■ **The task**
Can you find the lines of the listing that include "icon" and copy every one?

........

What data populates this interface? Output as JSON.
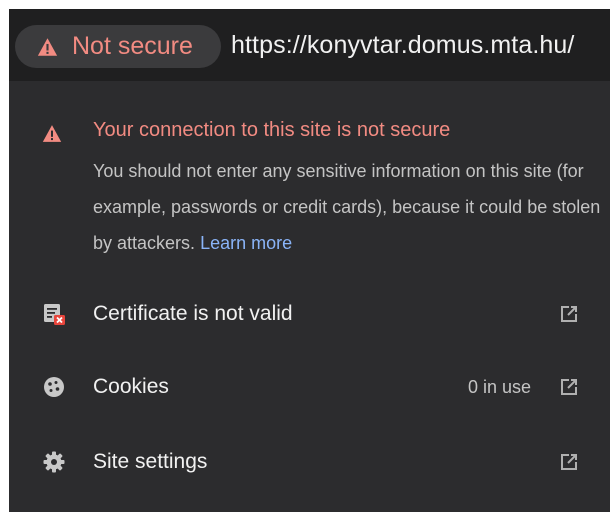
{
  "address_bar": {
    "security_chip": {
      "label": "Not secure",
      "icon": "warning-triangle-icon",
      "color": "#f28b82"
    },
    "url": "https://konyvtar.domus.mta.hu/"
  },
  "security_warning": {
    "icon": "warning-triangle-icon",
    "title": "Your connection to this site is not secure",
    "description": "You should not enter any sensitive information on this site (for example, passwords or credit cards), because it could be stolen by attackers.",
    "learn_more": "Learn more",
    "link_color": "#8ab4f8"
  },
  "items": [
    {
      "icon": "certificate-invalid-icon",
      "label": "Certificate is not valid",
      "meta": "",
      "trailing_icon": "open-external-icon"
    },
    {
      "icon": "cookie-icon",
      "label": "Cookies",
      "meta": "0 in use",
      "trailing_icon": "open-external-icon"
    },
    {
      "icon": "gear-icon",
      "label": "Site settings",
      "meta": "",
      "trailing_icon": "open-external-icon"
    }
  ],
  "theme": {
    "background": "#2c2c2e",
    "toolbar": "#1f1f20",
    "chip": "#3b3b3d"
  }
}
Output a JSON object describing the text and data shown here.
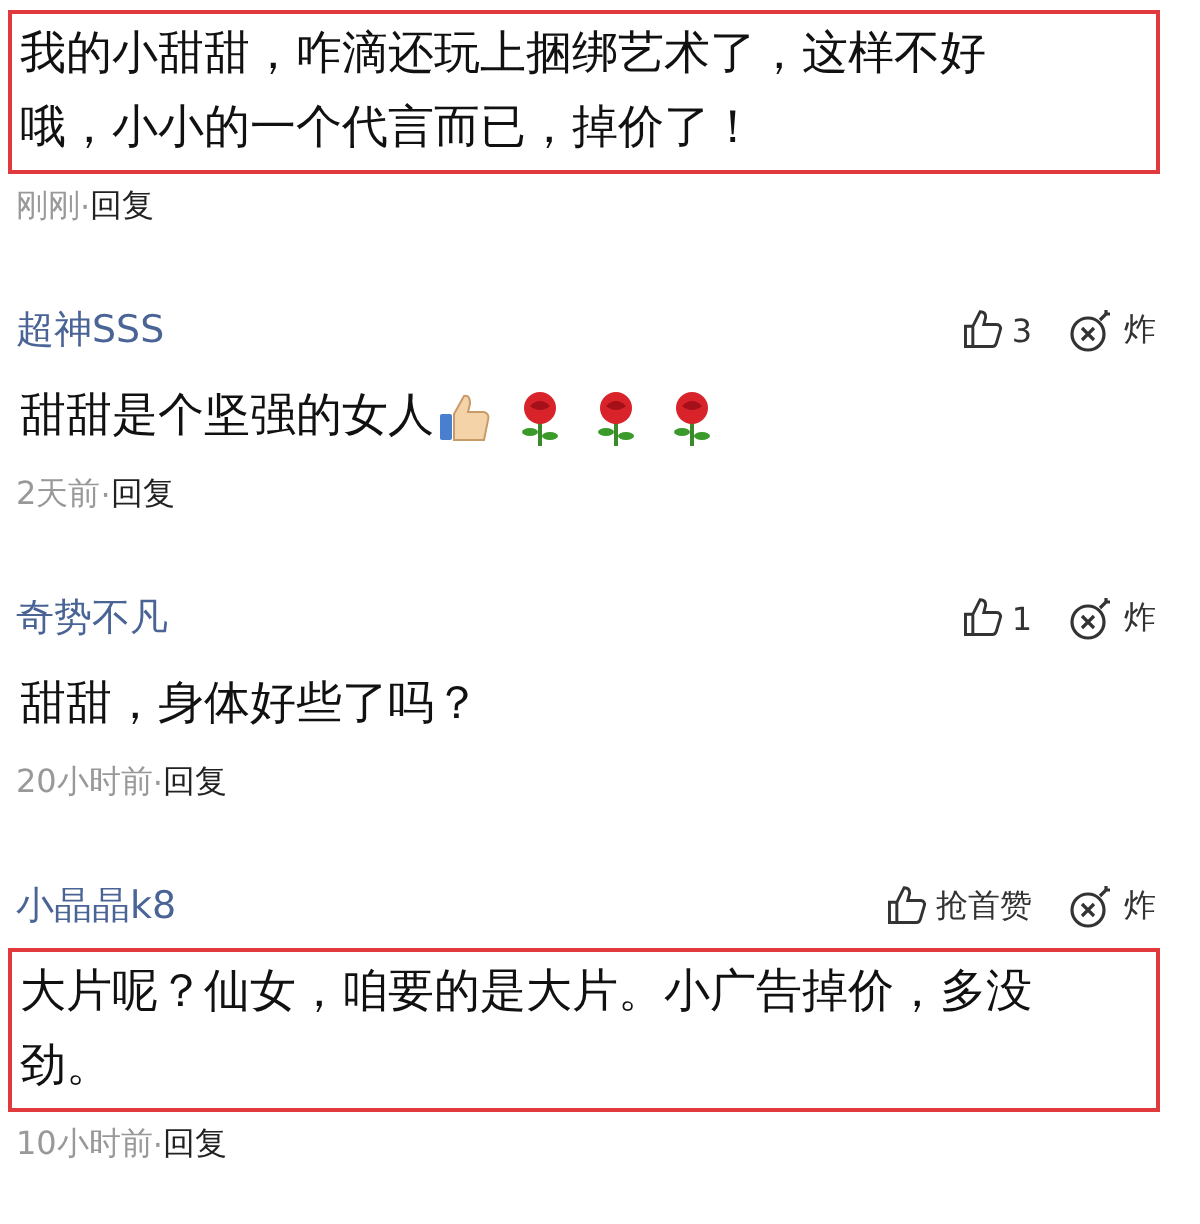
{
  "comments": [
    {
      "text": "我的小甜甜，咋滴还玩上捆绑艺术了，这样不好哦，小小的一个代言而已，掉价了！",
      "highlighted": true,
      "time": "刚刚",
      "separator": "·",
      "reply": "回复"
    },
    {
      "author": "超神SSS",
      "like": "3",
      "bomb": "炸",
      "text": "甜甜是个坚强的女人",
      "emojis": [
        {
          "kind": "thumbs_up"
        },
        {
          "kind": "rose"
        },
        {
          "kind": "rose"
        },
        {
          "kind": "rose"
        }
      ],
      "highlighted": false,
      "time": "2天前",
      "separator": "·",
      "reply": "回复"
    },
    {
      "author": "奇势不凡",
      "like": "1",
      "bomb": "炸",
      "text": "甜甜，身体好些了吗？",
      "highlighted": false,
      "time": "20小时前",
      "separator": "·",
      "reply": "回复"
    },
    {
      "author": "小晶晶k8",
      "like": "抢首赞",
      "bomb": "炸",
      "text": "大片呢？仙女，咱要的是大片。小广告掉价，多没劲。",
      "highlighted": true,
      "time": "10小时前",
      "separator": "·",
      "reply": "回复"
    }
  ]
}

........

■ **Final answer**
      "icon": "warning-triangle-icon",
    "icon": "warning-triangle-icon",
      "icon": "certificate-invalid-icon",
      "trailing_icon": "open-external-icon"
      "icon": "cookie-icon",
      "trailing_icon": "open-external-icon"
      "icon": "gear-icon",
      "trailing_icon": "open-external-icon"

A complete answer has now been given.